Turkey reacted with fury Thursday to a vote by French lawmakersto outlaw denial of the Armenian genocide, immediately cutting military ties and warning of “irreparable damage” to relations.
“This is politics based on racism, discrimination and xenophobia,” thundered Prime Minister Recep Tayyip Erdogan, ordering home Ankara’s ambassador to Paris and banning political visits between the two NATO allies.
“From now on we are revising our relations with France,” he added. “There was no genocide committed in our history. We do not accept this.”
Turkey will rule on a case-by-case basis on any request made by France to use Turkish airspace or military bases and will reject any French demand for its military vessels to dock at Turkish ports, he said.
He said Turkey would boycott a joint economic committee meeting in Paris in January, a move that will worry business leaders in both countries, fearful for the fate of 12 billion euros in annual trade between the two powers.
Erdogan accused France’s President Nicolas Sarkozy of pandering to domestic voters, hundreds of thousands of whom are ofArmenian descent, and warned that these measures were the first in an escalating scale of sanctions.
“History and people will never forgive those exploiting historical facts to achieve political ends,” said Erdogan, reflecting a view of Sarkozy’s motives that is shared by many of his domestic critics.
Sarkozy’s government has insisted the law was a parliamentary idea, but it was drafted by members of his UMP party and was passed in the first of a series of votes by a small number of lawmakers in a sparsely attended house.
In Paris, Foreign Minister Alain Juppe’s office issued a statement to “express regret” over Erdogan’s decision and calling for dialogue.
“Turkey is an ally of France and a strategic partner,” Juppe said, citing work done by the states in NATO and the G20 to address the crisis in Syria, bring peace to Afghanistan and develop security in the Mediterranean.
“It is important in the current context to keep open all paths to dialogue and cooperation,” he said, having earlier urged Turkey not to “overreact”.
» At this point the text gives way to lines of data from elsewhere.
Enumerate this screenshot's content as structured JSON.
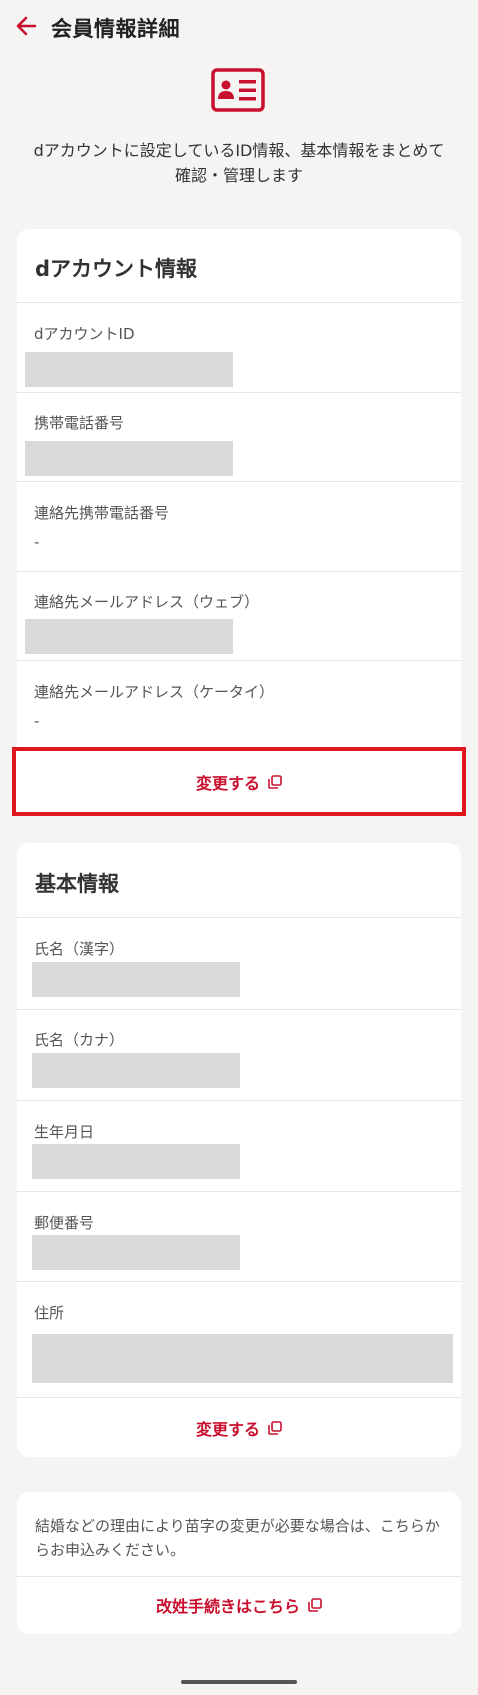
{
  "header": {
    "title": "会員情報詳細",
    "back_icon": "arrow-left-icon"
  },
  "intro": {
    "icon": "id-card-icon",
    "text": "dアカウントに設定しているID情報、基本情報をまとめて確認・管理します"
  },
  "account_card": {
    "title": "dアカウント情報",
    "fields": [
      {
        "label": "dアカウントID",
        "value": "",
        "masked": true
      },
      {
        "label": "携帯電話番号",
        "value": "",
        "masked": true
      },
      {
        "label": "連絡先携帯電話番号",
        "value": "-",
        "masked": false
      },
      {
        "label": "連絡先メールアドレス（ウェブ）",
        "value": "",
        "masked": true
      },
      {
        "label": "連絡先メールアドレス（ケータイ）",
        "value": "-",
        "masked": false
      }
    ],
    "change_label": "変更する"
  },
  "basic_card": {
    "title": "基本情報",
    "fields": [
      {
        "label": "氏名（漢字）",
        "masked": true
      },
      {
        "label": "氏名（カナ）",
        "masked": true
      },
      {
        "label": "生年月日",
        "masked": true
      },
      {
        "label": "郵便番号",
        "masked": true
      },
      {
        "label": "住所",
        "masked": true
      }
    ],
    "change_label": "変更する"
  },
  "note_card": {
    "text": "結婚などの理由により苗字の変更が必要な場合は、こちらからお申込みください。",
    "link_label": "改姓手続きはこちら"
  },
  "colors": {
    "accent": "#c8102e",
    "highlight": "#e1161f",
    "mask": "#d9d9d9",
    "background": "#f5f4f2"
  }
}
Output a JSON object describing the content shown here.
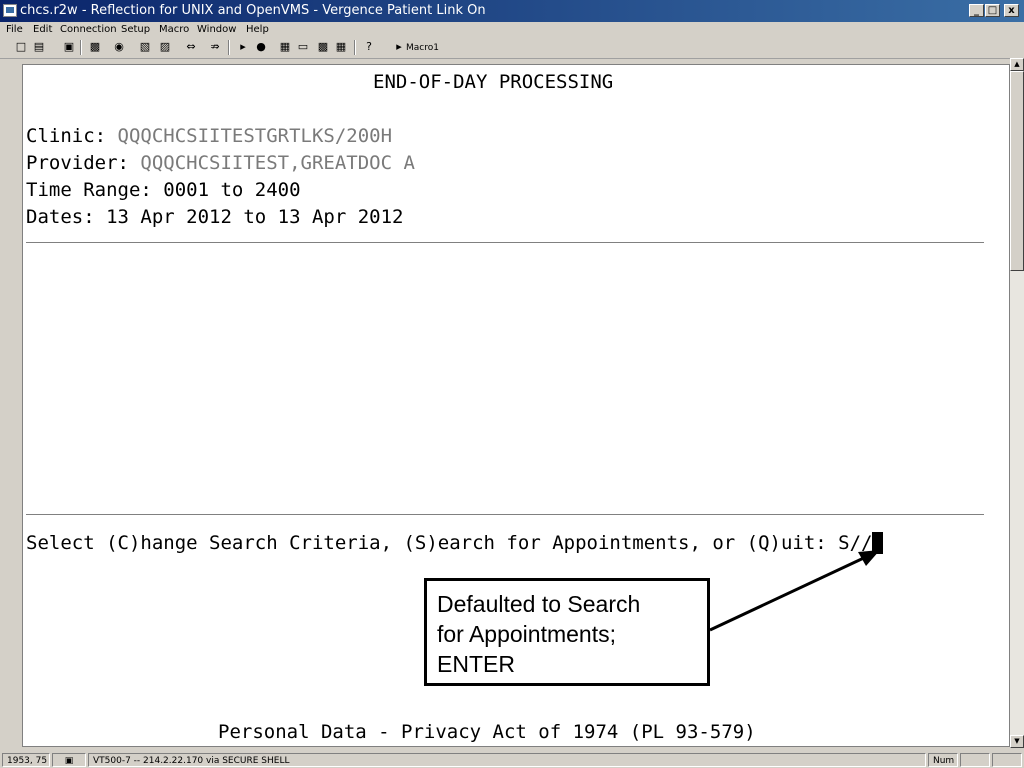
{
  "window": {
    "title": "chcs.r2w - Reflection for UNIX and OpenVMS - Vergence Patient Link On",
    "minimize_label": "_",
    "restore_label": "□",
    "close_label": "x"
  },
  "menu": {
    "items": [
      "File",
      "Edit",
      "Connection",
      "Setup",
      "Macro",
      "Window",
      "Help"
    ]
  },
  "toolbar": {
    "icons": [
      "new-document-icon",
      "open-folder-icon",
      "save-icon",
      "print-icon",
      "find-icon",
      "copy-icon",
      "paste-icon",
      "connect-icon",
      "disconnect-icon",
      "play-icon",
      "record-icon",
      "settings-icon",
      "chat-icon",
      "transfer-icon",
      "grid-icon",
      "help-icon",
      "macro-run-icon"
    ],
    "macro_label": "Macro1"
  },
  "terminal": {
    "heading": "END-OF-DAY PROCESSING",
    "clinic_label": "Clinic: ",
    "clinic_value": "QQQCHCSIITESTGRTLKS/200H",
    "provider_label": "Provider: ",
    "provider_value": "QQQCHCSIITEST,GREATDOC A",
    "time_range": "Time Range: 0001 to 2400",
    "dates": "Dates: 13 Apr 2012 to 13 Apr 2012",
    "prompt": "Select (C)hange Search Criteria, (S)earch for Appointments, or (Q)uit: S//",
    "footer": "Personal Data - Privacy Act of 1974 (PL 93-579)"
  },
  "callout": {
    "text": "Defaulted to Search\nfor Appointments;\nENTER"
  },
  "status": {
    "position": "1953, 75",
    "connection": "VT500-7 -- 214.2.22.170 via SECURE SHELL",
    "num": "Num"
  }
}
The National Assembly voted to approve a first reading of a law that would ban anyone from denying that the 1915 killings of hundreds of thousands of Armenians by Ottoman Turk forces amount to genocide.
Supporters argue that the law — which will impose a 45,000 euro fine and a one-year jail term on genocide deniers — is an overdue measure to protect the memory of one of the 20th century’s worst massacres.
But Turkey argues that Armenia’s estimate of 1.5 million dead is exaggerated and that the deaths were caused by World War I fighting.
The Turkish embassy in Paris said its ambassador had been recalled and would leave Friday, and angry crowds in Ankara chanted: “We have not committed genocide, we defended the homeland. Wait for us France, we will come.”
The draft law will now be debated by the Senate and parliamentary committees, and may be enacted early next year.
“We’re not trying to write history but to make an indispensable political act,” Patrick Devedjian, a lawmaker of Armenian descent, told parliament. “Now, Turkey is falling into revisionism and denies its own history.”
The debate was held under tight security, after around 4,000 Turkish expatriates living in France gathered outside parliament to protest.
France is home to around 500,000 citizens of Armenian descent and they are seen as a key source of support for Sarkozy and the UMP ahead of presidential and legislative elections in April and June next year.
Sarkozy’s main opponent in the upcoming vote, Socialist flag-bearer Francois Hollande, denounced the genocide bill as a cynical “electoral operation” and predicted it would never clear both houses of parliament before the vote.
Armenians say up to 1.5 million of their forebears were killed during World War I by the forces of Turkey’s former Ottoman Empire.
Turkey disputes the figure, arguing that only 500,000 died, and denies this was genocide, ascribing the toll to fighting and starvation during World War I and accusing the Armenians of siding with Russian invaders.
Franco-Turkish relations are often tense — Sarkozy is a firm opponent of allowing Turkey to join the European Union — but 1,000 French firms work there and trade between the two is worth 12 billion euros per year.
Much of Europe, including France, is facing recession amid a sovereign debt crisis, but Turkey enjoys growth rates in excess of eight percent and, with 78 million people, it is a huge potential market.